(Data extract)

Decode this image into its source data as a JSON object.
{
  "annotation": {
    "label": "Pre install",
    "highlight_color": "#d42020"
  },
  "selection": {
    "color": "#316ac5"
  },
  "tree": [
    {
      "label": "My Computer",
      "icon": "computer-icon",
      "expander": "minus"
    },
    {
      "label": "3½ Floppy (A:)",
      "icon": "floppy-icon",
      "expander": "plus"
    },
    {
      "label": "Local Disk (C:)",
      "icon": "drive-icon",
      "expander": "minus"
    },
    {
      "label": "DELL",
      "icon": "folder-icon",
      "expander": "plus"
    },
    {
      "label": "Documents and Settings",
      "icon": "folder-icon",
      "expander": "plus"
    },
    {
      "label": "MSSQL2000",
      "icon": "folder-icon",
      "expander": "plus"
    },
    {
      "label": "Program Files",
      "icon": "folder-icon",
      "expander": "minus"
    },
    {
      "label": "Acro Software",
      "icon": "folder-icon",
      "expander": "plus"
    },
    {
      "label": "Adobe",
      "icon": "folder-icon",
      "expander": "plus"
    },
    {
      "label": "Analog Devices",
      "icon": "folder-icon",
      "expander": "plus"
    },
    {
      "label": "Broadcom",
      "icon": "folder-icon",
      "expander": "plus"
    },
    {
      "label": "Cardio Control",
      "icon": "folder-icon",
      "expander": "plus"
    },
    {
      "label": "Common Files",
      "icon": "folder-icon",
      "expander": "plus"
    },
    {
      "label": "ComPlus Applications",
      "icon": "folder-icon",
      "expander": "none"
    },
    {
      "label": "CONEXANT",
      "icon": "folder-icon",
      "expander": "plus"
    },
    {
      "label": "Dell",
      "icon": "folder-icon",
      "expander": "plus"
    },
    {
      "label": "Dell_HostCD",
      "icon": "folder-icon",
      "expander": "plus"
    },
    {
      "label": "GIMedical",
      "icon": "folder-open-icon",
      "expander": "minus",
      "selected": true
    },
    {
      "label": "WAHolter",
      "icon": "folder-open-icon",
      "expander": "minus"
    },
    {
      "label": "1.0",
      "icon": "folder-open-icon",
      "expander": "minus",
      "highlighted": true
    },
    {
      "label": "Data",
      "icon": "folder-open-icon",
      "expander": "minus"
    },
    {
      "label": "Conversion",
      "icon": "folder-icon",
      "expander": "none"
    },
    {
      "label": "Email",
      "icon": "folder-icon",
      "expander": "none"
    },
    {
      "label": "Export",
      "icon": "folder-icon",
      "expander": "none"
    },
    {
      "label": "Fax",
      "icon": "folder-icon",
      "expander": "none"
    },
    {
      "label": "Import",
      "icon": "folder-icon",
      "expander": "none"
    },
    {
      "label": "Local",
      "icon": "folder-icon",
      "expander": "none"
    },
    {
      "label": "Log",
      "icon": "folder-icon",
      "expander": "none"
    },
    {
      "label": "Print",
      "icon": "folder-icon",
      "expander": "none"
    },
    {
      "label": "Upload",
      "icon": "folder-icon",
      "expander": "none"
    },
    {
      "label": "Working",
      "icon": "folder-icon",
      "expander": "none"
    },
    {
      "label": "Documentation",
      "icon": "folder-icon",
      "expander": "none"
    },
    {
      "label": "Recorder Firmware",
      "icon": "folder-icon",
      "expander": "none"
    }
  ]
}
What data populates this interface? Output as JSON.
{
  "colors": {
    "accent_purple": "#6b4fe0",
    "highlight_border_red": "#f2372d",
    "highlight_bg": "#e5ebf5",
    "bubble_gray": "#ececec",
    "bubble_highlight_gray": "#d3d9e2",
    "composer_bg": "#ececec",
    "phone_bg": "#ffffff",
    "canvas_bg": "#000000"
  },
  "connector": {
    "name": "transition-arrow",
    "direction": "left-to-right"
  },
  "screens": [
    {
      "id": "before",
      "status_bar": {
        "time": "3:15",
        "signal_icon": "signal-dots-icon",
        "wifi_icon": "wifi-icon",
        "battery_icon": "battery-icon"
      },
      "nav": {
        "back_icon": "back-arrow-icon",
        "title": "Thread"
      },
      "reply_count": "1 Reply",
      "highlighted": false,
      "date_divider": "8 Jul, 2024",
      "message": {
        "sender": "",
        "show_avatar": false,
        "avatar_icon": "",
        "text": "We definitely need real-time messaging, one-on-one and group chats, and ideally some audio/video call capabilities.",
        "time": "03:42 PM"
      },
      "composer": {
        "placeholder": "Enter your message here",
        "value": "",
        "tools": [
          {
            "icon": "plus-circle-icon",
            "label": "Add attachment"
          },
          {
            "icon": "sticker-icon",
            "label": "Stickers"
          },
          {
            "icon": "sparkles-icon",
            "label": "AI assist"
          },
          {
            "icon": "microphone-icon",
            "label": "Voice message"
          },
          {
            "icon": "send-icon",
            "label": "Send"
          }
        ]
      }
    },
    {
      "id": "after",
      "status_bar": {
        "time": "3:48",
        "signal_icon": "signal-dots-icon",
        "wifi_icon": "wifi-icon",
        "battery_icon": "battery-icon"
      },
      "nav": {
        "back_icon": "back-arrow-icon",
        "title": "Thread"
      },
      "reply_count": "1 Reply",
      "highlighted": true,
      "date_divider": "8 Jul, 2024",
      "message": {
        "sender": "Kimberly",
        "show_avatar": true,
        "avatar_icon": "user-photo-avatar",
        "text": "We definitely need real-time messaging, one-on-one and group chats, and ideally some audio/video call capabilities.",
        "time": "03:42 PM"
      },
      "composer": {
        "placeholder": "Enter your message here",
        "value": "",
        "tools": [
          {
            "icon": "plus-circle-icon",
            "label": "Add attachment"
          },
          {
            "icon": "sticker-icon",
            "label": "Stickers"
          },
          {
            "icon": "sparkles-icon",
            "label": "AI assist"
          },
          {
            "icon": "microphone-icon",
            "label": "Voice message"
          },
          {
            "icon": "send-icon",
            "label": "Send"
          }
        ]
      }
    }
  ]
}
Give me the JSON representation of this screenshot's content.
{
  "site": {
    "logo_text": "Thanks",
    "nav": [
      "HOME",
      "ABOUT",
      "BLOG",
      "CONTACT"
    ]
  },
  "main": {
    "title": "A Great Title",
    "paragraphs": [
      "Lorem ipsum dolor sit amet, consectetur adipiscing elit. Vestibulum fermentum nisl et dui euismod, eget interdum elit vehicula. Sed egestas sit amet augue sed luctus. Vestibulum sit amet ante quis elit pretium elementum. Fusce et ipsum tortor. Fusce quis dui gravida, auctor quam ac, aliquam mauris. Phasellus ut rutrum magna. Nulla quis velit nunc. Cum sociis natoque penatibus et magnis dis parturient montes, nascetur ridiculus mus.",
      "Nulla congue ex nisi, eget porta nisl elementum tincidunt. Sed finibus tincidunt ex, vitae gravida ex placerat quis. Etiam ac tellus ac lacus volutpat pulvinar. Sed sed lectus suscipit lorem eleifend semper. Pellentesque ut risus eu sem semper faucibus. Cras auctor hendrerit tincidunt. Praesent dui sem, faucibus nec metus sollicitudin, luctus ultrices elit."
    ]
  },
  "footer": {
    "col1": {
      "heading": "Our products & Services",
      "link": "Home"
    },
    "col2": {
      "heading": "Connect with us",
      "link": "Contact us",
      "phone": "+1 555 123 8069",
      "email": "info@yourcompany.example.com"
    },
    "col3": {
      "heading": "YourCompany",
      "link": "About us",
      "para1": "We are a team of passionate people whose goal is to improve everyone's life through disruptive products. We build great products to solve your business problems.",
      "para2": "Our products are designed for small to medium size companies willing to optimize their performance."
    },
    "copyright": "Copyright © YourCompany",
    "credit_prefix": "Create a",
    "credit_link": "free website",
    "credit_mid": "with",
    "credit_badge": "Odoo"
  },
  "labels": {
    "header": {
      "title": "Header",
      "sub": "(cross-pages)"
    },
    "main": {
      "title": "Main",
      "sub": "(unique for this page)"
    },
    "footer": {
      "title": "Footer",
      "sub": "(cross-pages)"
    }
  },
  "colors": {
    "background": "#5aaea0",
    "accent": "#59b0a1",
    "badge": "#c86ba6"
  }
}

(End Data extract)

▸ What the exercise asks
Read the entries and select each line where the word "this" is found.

▸ Solved problem
Decode this image into its source data as a JSON object.
What data populates this interface? Output as JSON.
Give me the JSON representation of this screenshot's content.
      "sub": "(unique for this page)"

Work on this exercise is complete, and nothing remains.